WORK TO BE COMPLETED: Within the entries that follow, show each line where the word "SimulationChallenge" occurs.

Data records
====

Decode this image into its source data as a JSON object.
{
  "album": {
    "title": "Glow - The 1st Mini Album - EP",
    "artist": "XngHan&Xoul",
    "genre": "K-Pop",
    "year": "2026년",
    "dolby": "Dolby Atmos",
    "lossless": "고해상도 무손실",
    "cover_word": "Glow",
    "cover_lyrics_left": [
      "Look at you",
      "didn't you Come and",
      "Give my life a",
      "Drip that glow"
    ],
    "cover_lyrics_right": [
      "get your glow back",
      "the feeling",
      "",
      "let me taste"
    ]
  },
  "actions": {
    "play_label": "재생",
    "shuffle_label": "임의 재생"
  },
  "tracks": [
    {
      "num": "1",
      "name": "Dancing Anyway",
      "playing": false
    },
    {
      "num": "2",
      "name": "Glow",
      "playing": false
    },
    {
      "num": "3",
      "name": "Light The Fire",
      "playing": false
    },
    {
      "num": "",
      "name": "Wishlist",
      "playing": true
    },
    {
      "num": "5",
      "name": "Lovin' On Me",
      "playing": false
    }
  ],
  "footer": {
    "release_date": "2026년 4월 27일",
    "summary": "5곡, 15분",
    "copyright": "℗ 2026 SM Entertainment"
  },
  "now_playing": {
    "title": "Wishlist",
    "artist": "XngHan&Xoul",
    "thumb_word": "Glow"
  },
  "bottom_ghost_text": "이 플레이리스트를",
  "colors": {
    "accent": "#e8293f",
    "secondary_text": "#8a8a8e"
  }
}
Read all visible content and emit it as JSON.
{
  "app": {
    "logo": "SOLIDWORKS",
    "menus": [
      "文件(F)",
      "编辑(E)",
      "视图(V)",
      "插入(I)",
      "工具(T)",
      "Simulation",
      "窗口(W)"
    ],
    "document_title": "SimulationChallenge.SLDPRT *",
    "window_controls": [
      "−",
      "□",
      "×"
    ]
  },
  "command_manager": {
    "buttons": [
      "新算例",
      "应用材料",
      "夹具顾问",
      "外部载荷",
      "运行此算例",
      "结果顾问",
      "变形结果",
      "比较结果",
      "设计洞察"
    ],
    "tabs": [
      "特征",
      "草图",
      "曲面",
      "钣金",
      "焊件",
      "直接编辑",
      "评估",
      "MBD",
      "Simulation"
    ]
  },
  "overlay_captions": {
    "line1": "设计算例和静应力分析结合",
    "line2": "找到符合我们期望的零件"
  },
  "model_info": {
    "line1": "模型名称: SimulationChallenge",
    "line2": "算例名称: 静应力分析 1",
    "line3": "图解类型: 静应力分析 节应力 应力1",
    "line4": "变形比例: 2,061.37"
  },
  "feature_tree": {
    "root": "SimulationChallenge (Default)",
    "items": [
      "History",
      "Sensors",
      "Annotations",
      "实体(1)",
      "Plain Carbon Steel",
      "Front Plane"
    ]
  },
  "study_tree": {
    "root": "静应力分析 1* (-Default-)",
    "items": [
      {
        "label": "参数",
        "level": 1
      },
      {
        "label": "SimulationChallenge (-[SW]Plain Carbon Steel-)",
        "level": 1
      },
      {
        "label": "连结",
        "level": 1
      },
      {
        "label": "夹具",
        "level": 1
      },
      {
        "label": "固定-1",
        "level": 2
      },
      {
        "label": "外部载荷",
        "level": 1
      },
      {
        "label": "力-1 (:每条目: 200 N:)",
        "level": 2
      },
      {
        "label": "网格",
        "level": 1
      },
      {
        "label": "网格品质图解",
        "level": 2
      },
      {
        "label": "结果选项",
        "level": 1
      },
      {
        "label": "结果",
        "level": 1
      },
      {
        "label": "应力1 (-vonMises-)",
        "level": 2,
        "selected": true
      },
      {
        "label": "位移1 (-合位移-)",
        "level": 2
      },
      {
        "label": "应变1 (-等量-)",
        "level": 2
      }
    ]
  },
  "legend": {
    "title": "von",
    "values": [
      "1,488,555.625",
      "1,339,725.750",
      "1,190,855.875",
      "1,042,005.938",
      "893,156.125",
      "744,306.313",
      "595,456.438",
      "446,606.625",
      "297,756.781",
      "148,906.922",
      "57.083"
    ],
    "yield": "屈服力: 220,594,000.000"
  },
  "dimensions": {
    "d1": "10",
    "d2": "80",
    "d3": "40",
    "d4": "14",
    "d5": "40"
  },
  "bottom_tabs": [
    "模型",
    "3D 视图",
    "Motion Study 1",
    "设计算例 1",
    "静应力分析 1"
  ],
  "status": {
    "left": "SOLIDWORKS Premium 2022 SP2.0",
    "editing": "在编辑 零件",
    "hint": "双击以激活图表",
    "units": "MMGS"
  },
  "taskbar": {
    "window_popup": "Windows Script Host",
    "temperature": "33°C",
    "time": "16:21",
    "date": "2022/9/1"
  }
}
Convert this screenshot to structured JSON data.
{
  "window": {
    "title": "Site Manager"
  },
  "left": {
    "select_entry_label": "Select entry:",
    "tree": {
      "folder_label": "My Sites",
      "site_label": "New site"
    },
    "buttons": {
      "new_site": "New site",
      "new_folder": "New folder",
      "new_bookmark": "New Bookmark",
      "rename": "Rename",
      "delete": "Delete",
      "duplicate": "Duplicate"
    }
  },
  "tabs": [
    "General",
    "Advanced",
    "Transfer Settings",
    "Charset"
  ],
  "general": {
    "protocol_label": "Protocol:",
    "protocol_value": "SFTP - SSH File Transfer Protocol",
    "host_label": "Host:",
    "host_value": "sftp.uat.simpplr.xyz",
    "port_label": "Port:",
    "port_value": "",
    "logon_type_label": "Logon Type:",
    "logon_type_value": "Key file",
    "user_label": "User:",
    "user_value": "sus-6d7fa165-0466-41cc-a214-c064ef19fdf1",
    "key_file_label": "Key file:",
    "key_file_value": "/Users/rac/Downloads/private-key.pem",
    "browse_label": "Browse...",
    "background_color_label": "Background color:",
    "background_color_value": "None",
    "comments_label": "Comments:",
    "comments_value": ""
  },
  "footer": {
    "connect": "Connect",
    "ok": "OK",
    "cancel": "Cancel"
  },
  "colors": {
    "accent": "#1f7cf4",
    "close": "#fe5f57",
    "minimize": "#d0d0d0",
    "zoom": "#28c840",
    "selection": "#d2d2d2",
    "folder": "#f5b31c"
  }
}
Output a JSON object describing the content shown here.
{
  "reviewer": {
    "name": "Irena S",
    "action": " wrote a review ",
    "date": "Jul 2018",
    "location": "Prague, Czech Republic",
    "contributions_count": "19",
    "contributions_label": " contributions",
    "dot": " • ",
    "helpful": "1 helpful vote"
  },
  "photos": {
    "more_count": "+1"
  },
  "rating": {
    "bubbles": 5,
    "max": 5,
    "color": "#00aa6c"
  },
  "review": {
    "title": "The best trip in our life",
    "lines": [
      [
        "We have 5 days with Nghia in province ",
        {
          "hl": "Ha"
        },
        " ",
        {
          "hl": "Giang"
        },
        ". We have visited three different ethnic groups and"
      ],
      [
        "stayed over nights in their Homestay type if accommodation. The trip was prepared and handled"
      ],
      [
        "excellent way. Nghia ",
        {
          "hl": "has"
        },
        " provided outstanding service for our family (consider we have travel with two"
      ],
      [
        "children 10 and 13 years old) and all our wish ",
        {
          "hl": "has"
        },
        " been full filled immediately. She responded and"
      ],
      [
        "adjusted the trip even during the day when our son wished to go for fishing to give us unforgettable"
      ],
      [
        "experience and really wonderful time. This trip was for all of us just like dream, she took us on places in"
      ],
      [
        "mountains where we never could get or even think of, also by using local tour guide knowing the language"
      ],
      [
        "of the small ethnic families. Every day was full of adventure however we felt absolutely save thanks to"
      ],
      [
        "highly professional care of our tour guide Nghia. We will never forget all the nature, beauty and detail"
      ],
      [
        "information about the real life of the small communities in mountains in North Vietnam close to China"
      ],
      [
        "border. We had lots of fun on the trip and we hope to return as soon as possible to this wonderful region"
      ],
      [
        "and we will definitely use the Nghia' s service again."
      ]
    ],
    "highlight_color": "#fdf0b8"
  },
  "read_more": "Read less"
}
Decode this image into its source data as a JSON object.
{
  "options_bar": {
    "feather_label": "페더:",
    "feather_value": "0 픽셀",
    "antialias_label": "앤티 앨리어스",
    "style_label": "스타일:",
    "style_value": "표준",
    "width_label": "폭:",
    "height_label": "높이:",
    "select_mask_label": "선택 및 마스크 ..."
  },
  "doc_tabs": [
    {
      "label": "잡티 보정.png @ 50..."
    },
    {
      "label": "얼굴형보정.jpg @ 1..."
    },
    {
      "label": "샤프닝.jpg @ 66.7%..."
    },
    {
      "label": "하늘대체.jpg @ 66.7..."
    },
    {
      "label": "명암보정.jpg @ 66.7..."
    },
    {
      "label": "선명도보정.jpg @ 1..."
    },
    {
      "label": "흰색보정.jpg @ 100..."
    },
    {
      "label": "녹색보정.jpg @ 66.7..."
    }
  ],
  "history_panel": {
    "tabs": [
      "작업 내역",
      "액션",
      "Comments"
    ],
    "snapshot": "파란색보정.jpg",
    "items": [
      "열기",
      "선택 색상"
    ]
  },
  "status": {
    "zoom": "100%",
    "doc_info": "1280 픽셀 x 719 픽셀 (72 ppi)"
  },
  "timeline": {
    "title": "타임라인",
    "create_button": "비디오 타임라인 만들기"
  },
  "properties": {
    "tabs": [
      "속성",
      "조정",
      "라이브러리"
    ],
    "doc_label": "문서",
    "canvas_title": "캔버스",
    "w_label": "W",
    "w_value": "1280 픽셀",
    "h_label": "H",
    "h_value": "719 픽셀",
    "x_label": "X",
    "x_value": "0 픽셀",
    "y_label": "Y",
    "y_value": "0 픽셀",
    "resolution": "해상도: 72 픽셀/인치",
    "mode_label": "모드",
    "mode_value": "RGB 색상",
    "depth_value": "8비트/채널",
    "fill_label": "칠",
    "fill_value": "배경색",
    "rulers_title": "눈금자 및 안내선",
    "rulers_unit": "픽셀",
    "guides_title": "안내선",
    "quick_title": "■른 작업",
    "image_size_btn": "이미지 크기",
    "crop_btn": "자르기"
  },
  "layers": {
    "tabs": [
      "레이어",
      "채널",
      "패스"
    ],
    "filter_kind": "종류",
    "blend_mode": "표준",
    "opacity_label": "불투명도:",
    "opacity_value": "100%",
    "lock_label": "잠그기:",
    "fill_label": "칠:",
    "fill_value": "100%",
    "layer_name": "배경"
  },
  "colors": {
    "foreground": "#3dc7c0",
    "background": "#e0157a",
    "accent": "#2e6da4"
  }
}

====

ANSWER BELOW:
    "document_title": "SimulationChallenge.SLDPRT *",
    "line1": "模型名称: SimulationChallenge",
    "root": "SimulationChallenge (Default)",
        "label": "SimulationChallenge (-[SW]Plain Carbon Steel-)",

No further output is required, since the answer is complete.